> _Problem_:
Every line holding the string "entier" is to be copied from the entries below.

> _Input records_:

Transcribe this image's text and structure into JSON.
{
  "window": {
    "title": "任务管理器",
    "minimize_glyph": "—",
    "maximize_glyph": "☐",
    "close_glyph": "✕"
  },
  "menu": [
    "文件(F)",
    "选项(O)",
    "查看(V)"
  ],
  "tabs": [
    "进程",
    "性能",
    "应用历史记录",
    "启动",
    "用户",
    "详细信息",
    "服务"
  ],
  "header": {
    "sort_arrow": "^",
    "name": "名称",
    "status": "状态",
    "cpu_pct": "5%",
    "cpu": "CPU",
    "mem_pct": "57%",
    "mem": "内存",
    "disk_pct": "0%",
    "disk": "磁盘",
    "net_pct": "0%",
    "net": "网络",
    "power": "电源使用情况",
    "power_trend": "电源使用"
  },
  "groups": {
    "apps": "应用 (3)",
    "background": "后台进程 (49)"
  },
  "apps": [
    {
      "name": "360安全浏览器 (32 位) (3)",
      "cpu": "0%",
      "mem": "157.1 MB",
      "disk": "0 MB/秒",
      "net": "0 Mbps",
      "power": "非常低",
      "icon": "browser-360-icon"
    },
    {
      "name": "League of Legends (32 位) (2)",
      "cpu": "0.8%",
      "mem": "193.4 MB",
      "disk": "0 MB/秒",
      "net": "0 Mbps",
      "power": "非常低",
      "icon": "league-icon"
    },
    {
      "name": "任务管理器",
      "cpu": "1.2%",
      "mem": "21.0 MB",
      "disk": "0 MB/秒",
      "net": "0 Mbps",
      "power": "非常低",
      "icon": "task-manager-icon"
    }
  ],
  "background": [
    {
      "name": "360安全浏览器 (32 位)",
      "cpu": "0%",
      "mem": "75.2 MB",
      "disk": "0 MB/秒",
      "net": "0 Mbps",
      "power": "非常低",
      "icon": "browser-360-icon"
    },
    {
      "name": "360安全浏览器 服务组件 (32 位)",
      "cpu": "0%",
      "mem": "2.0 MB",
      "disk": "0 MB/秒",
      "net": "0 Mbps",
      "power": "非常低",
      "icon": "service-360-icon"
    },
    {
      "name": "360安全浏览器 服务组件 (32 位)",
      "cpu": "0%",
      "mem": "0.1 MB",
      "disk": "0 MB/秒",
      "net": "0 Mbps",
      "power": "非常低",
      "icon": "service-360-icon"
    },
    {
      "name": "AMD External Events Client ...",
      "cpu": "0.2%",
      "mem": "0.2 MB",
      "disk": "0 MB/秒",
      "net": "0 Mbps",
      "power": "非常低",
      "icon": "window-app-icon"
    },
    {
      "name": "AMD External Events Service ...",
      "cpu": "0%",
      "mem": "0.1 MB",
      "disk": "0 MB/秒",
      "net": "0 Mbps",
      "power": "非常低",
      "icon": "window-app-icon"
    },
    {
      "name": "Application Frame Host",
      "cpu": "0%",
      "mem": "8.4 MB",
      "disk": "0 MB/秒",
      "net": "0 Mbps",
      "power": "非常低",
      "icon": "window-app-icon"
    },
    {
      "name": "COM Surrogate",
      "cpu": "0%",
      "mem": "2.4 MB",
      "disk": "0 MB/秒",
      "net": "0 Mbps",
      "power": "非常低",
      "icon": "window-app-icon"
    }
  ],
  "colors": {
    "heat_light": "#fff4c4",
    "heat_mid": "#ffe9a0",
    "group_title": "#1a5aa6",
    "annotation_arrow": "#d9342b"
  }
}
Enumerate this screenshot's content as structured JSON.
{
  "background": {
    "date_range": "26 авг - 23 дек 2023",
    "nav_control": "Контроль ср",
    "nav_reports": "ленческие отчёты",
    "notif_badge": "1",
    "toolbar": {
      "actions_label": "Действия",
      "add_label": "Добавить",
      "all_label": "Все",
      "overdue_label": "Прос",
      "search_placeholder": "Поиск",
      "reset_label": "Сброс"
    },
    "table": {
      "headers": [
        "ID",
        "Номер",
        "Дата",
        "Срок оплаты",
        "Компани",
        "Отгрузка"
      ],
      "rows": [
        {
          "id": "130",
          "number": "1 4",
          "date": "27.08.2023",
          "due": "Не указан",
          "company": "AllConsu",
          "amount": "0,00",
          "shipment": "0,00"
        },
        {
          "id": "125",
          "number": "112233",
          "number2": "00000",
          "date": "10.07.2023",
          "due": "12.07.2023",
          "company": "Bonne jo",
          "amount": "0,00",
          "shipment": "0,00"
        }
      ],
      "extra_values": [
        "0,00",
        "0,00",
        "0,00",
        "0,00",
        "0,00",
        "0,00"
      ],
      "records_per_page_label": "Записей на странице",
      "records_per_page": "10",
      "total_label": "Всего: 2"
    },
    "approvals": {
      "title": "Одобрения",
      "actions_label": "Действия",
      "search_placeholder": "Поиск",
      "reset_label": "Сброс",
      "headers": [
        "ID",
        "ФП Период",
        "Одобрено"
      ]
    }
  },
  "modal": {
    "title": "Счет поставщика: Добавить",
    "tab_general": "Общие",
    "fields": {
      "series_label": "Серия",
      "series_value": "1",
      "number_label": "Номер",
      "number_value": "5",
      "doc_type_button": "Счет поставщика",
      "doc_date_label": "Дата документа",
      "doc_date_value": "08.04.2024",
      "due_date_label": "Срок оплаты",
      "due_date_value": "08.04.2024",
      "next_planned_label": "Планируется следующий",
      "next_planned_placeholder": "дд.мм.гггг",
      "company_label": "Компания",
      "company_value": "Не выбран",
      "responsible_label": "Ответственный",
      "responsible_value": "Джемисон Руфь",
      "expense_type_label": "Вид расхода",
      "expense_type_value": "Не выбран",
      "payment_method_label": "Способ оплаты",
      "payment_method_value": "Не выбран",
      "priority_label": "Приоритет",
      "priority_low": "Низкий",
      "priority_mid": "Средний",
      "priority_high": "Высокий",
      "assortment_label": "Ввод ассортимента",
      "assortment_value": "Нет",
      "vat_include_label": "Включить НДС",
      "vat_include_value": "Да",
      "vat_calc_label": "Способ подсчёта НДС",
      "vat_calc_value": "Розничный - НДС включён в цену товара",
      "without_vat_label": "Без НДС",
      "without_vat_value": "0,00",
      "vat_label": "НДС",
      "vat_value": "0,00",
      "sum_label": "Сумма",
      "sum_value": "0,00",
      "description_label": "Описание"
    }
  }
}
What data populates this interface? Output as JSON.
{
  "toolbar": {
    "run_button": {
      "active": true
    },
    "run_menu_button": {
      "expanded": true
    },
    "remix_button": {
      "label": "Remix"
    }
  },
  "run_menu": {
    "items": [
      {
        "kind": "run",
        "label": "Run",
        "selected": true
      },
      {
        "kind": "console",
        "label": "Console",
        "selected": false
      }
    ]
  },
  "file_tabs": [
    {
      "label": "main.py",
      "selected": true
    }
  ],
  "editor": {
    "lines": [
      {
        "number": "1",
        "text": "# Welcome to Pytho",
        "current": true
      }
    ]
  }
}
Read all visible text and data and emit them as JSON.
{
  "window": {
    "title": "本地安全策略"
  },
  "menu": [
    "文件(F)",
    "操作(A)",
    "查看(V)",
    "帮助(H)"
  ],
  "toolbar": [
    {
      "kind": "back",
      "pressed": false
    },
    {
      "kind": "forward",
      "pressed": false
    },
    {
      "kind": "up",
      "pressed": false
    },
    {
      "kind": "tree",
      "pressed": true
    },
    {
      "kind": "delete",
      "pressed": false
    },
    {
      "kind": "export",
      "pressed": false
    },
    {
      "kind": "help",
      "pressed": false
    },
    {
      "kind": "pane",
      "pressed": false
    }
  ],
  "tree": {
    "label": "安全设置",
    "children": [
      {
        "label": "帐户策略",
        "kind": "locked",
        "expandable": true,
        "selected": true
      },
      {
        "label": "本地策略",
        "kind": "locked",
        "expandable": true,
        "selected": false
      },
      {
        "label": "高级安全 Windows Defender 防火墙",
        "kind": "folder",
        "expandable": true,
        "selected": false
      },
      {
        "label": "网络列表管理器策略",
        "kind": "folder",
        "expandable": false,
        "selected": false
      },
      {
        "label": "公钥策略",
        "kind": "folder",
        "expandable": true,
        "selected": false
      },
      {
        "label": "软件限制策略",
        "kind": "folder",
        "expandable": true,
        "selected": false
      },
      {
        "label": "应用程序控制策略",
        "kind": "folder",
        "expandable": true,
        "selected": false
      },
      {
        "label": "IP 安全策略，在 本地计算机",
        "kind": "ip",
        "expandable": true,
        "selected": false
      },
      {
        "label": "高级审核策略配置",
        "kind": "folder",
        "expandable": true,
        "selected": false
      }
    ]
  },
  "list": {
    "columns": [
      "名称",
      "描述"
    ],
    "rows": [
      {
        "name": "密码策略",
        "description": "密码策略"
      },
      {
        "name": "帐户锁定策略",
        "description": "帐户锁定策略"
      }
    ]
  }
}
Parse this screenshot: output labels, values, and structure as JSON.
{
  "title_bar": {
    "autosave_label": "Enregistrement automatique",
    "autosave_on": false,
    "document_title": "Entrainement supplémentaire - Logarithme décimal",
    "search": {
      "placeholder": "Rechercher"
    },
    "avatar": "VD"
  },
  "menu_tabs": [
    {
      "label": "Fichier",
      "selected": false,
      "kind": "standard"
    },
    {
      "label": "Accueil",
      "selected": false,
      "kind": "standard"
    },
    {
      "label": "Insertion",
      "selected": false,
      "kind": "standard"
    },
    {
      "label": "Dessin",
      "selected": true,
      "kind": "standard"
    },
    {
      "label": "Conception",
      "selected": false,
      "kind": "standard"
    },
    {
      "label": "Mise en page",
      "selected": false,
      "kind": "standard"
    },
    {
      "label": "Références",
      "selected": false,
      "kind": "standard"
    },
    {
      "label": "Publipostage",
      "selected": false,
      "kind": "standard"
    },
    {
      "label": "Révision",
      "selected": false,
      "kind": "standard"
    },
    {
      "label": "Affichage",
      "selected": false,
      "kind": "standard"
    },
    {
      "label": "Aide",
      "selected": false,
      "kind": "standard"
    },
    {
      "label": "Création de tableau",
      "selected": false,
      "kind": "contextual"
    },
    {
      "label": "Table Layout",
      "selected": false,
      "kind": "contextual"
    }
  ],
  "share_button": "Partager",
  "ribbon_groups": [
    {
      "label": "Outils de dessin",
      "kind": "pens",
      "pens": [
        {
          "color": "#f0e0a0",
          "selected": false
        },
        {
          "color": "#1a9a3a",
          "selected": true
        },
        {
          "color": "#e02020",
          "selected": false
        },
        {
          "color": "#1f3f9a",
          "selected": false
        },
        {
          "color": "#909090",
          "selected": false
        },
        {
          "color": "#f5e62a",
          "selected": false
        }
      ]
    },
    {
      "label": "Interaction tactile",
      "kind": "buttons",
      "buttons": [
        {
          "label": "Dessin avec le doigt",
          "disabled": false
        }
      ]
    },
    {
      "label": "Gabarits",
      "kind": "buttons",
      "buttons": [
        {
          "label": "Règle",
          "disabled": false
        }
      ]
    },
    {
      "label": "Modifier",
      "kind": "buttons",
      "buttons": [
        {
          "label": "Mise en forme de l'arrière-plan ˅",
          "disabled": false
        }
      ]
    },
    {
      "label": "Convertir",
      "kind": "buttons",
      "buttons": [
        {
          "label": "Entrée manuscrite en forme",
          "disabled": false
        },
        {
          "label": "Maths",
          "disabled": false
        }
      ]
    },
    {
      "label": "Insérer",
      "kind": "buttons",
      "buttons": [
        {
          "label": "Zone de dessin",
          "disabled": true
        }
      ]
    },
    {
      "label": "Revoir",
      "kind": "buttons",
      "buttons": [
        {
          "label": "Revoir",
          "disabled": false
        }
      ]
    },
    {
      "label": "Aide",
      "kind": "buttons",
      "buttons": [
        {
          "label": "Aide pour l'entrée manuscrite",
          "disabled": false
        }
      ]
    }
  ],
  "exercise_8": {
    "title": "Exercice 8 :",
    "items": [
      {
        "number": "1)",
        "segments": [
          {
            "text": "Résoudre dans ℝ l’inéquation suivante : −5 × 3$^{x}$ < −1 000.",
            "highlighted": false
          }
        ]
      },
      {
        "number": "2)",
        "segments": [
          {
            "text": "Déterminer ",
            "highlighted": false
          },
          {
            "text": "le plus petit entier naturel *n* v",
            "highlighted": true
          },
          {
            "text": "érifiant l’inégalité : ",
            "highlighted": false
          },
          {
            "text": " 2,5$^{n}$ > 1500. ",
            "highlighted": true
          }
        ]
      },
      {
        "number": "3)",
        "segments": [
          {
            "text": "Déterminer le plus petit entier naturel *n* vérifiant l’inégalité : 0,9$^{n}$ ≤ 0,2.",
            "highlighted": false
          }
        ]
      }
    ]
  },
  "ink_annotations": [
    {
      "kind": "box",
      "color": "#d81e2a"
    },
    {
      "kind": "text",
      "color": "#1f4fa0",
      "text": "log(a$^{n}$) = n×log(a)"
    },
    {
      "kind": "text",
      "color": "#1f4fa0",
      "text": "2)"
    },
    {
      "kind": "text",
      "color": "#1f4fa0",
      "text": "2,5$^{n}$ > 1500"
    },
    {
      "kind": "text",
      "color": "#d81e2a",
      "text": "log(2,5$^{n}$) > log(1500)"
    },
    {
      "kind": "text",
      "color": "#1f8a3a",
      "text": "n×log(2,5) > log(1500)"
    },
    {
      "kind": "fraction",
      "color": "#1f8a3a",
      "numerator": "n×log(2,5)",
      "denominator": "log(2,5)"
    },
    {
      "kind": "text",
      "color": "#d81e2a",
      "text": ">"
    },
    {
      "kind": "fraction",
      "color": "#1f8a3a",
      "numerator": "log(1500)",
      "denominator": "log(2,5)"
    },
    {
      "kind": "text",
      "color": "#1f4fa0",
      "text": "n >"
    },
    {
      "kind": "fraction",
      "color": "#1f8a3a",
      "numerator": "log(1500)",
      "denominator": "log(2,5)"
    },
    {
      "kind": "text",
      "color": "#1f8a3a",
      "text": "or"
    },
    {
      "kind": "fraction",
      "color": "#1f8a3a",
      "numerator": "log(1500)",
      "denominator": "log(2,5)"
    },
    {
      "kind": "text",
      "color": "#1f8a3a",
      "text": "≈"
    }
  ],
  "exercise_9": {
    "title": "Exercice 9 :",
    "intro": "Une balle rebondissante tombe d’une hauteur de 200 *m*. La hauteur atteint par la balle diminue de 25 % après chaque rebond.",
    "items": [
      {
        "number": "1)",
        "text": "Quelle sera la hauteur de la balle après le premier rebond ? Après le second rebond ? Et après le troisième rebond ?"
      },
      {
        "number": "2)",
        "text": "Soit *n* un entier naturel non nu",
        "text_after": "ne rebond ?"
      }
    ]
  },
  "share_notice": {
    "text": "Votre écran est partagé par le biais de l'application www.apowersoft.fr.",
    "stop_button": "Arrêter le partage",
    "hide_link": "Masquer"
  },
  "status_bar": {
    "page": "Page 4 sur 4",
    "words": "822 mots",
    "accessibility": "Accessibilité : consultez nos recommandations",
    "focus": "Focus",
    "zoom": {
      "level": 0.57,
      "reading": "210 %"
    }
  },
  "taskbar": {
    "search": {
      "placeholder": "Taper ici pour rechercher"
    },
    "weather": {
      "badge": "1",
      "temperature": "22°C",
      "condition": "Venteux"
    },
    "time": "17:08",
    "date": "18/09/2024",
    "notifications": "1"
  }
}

> _The completed task_:
            "text": "le plus petit entier naturel *n* v",
            "text": "Déterminer le plus petit entier naturel *n* vérifiant l’inégalité : 0,9$^{n}$ ≤ 0,2.",
        "text": "Soit *n* un entier naturel non nu",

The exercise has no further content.